This is the personal story of Lía shared through our web to explain to the world her fight against epilepsy
Hello, my name is Lia, I have lived with Nocturnal Epilepsy since I was 11 years old. My first crisis was while I was sleeping, I remember that I did not understand what I was feeling, I only knew that something was not right but I could not wake up, I could not talk, move, ask for help or get up. I began to feel tingling all over my body, rising from head to toe, and noises of metal blows (like industrial noises) in my head. For a second I thought I was dying and suddenly everything happened, I disconnected from everything that was happening, today I understand that at that moment I lost consciousness. I woke up the next morning without knowing what had happened. I told my mom and she asked me several times if I was sure I had really been awake because maybe it had been a nightmare. And it would make all the sense, because I couldn’t wake up, talk, or move until the next day when it dawned.

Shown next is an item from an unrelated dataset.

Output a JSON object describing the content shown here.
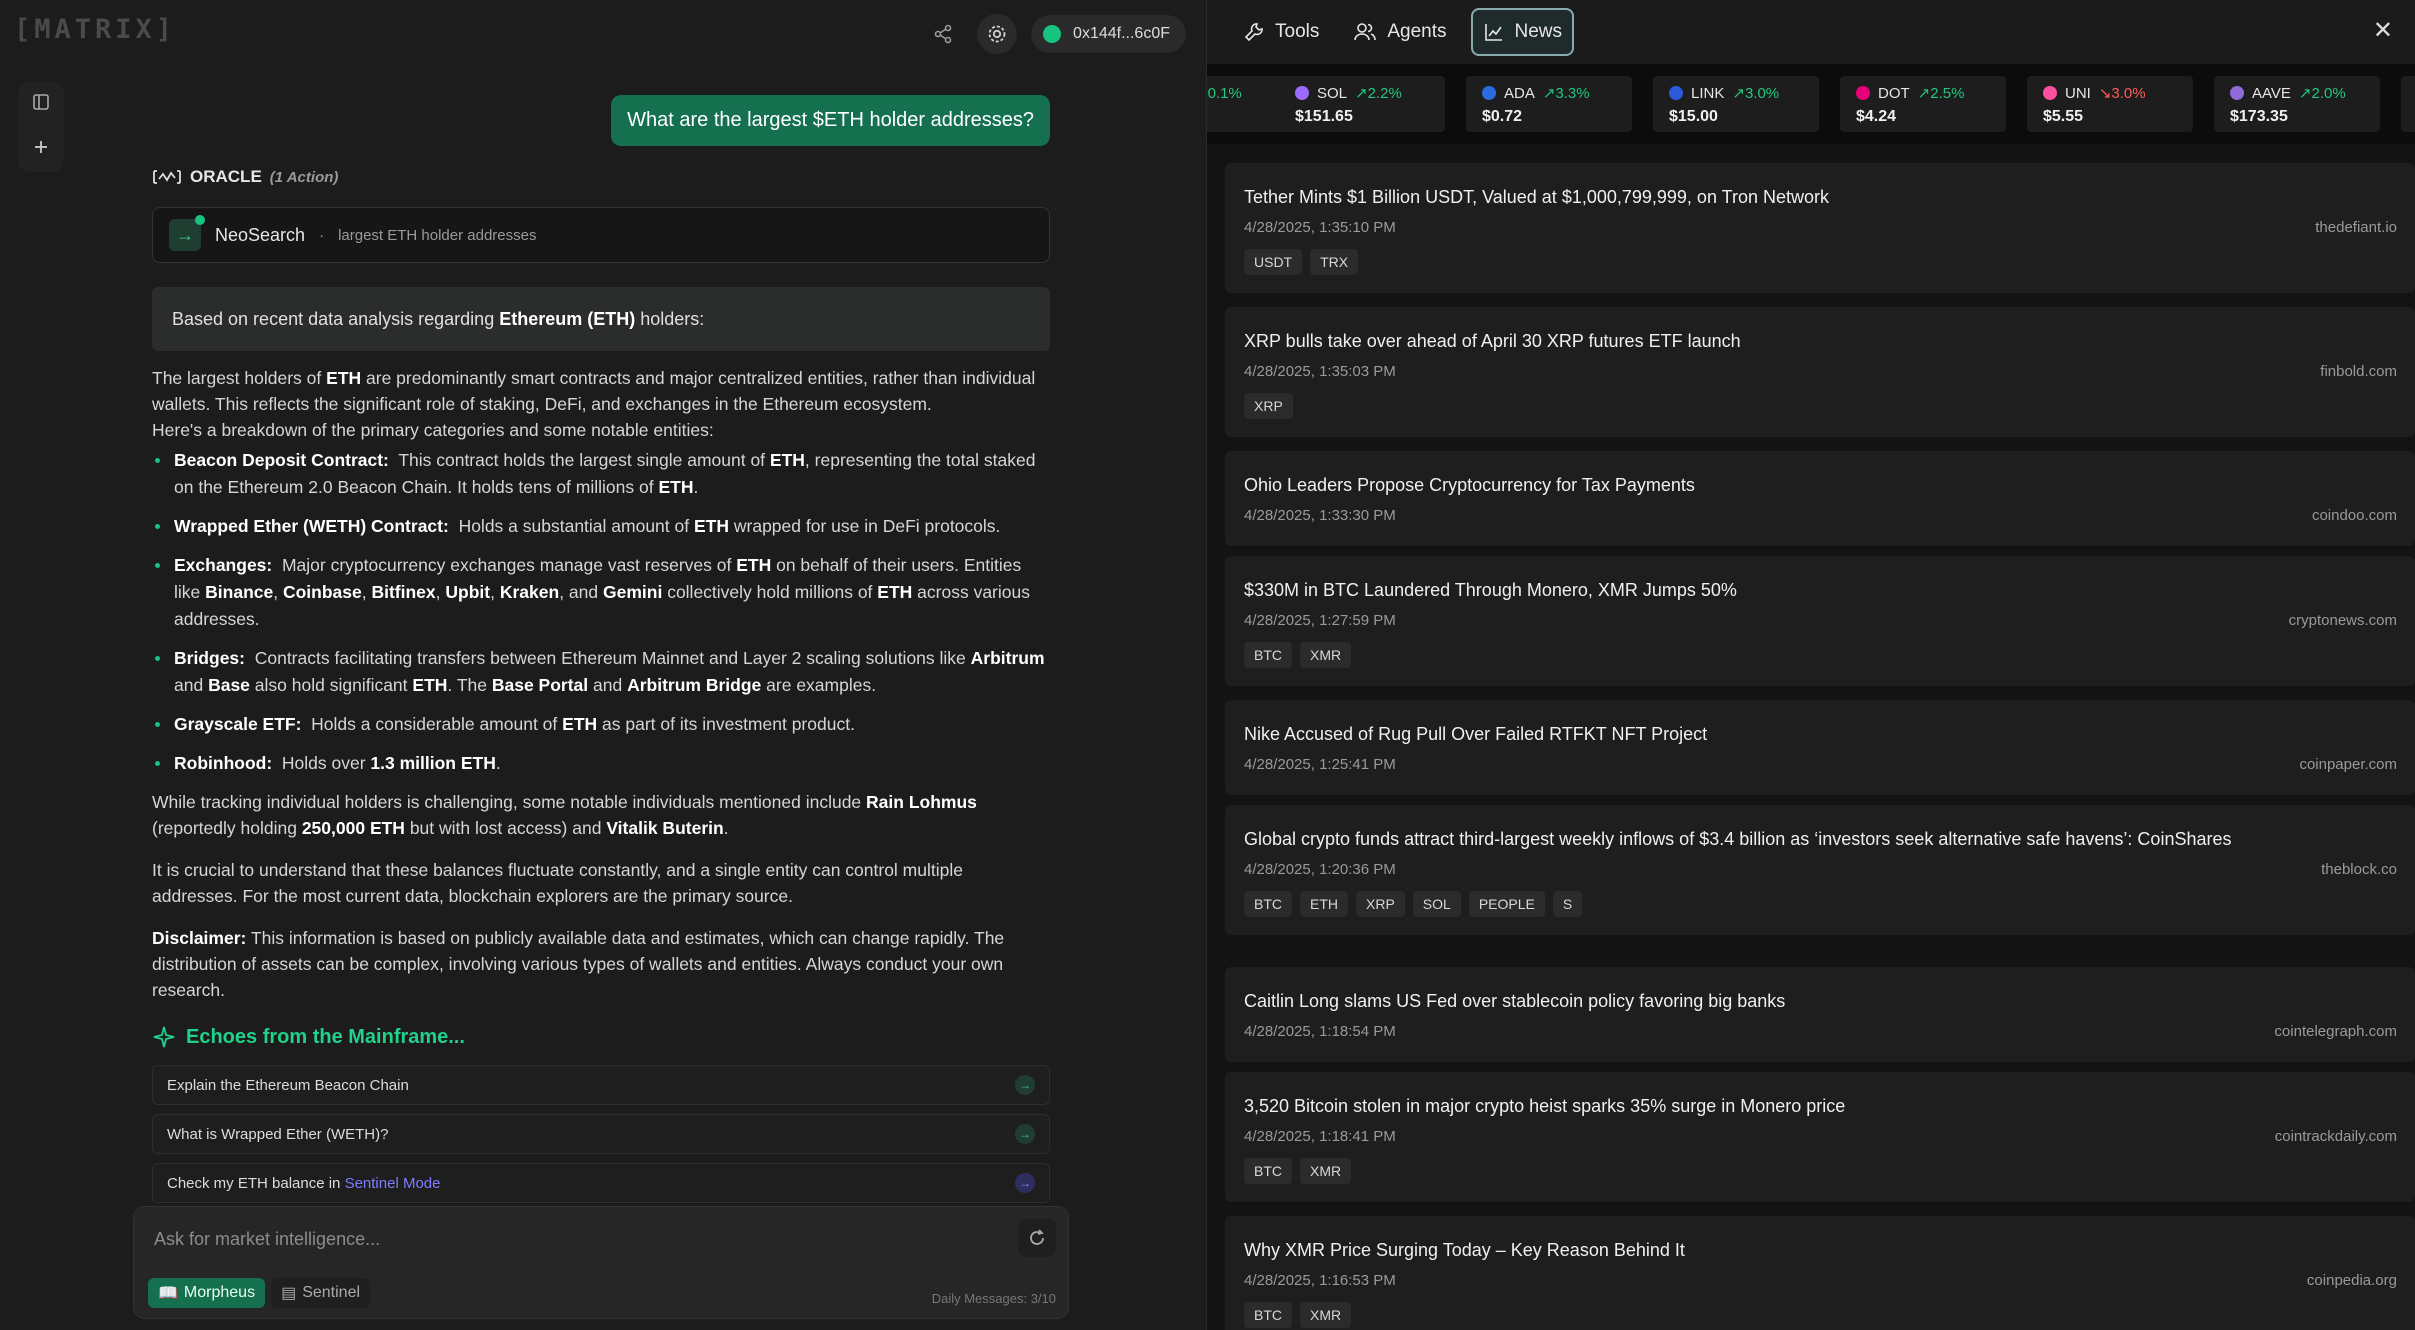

A week later my older sister (we shared a bedroom) was not sleeping at home and I was terribly afraid to sleep alone. I begged my parents (I was 11 years old) to let me put my mattress in their room to sleep with them. At midnight that strange sensation came back in the same order, tingling, inability to move, wake up, talk and metal noises; I managed to kick my parents’ closet to alert them and then lost consciousness. My father is a doctor and the noise from the closet woke him up, then he saw me convulsing. I woke up and my mom was nervous, walking from one side to the other; my dad explained to me that I had convulsed.
From then on, the medical tests began. I had a few more seizures and finally, the diagnosis came: nocturnal epilepsy of the frontal lobe, with generalized tonic-clonic seizure type; over the years I have developed focal points. Everything always happens only and exclusively while I sleep.

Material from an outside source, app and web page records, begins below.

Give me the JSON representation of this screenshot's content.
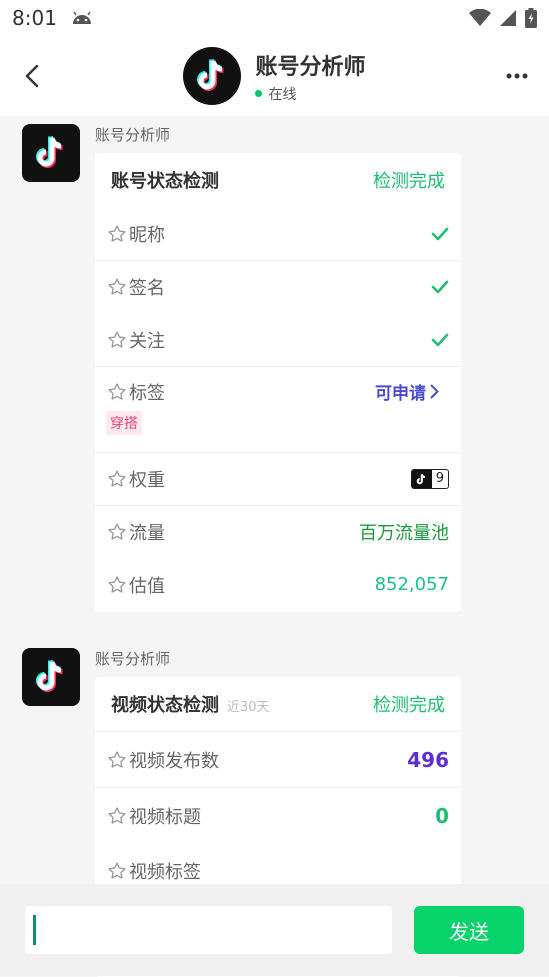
{
  "status": {
    "time": "8:01"
  },
  "header": {
    "title": "账号分析师",
    "online": "在线"
  },
  "messages": [
    {
      "sender": "账号分析师",
      "card": {
        "title": "账号状态检测",
        "status": "检测完成",
        "rows": {
          "nickname": "昵称",
          "signature": "签名",
          "follow": "关注",
          "tags": "标签",
          "apply": "可申请",
          "tag_chip": "穿搭",
          "weight": "权重",
          "weight_value": "9",
          "traffic": "流量",
          "traffic_value": "百万流量池",
          "valuation": "估值",
          "valuation_value": "852,057"
        }
      }
    },
    {
      "sender": "账号分析师",
      "card": {
        "title": "视频状态检测",
        "subtitle": "近30天",
        "status": "检测完成",
        "rows": {
          "video_count": "视频发布数",
          "video_count_value": "496",
          "video_title": "视频标题",
          "video_title_value": "0",
          "video_tags": "视频标签"
        }
      }
    }
  ],
  "composer": {
    "send_label": "发送"
  },
  "colors": {
    "accent": "#08d36a",
    "done": "#1dbf73",
    "purple": "#5f2cd6"
  }
}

I have experienced all the facets of those of us who lived and grew up with epilepsy: fear, uncertainty, misinformation, anxiety, stigma, etc., but there has always been a part of me that tells me that I owe it to epilepsy to be who I am and that I need to educate people about this condition to end the social stigma, which often begins with ourselves, when we decide to keep quiet for fear of prejudice or social rejection.
It is from this need that last year (2018) I initiated a project called “Fundepsia” a space to raise the voice and educate people with and without epilepsy about this disease. It currently has more than 2,400 followers on Instagram, from different countries in Latin America and some cities in Spain.
I have created a support network, for me, we are a family made up of people of many nationalities. My purpose is to put my grain of sand in the creation of conscience on this condition and my dream is to live in an inclusive society, informed, without stigmas and free of myths product of the little education on the subject. I firmly believe that the basis for combating stigma is to create awareness that epilepsy can appear in anyone’s life at any age, at any time.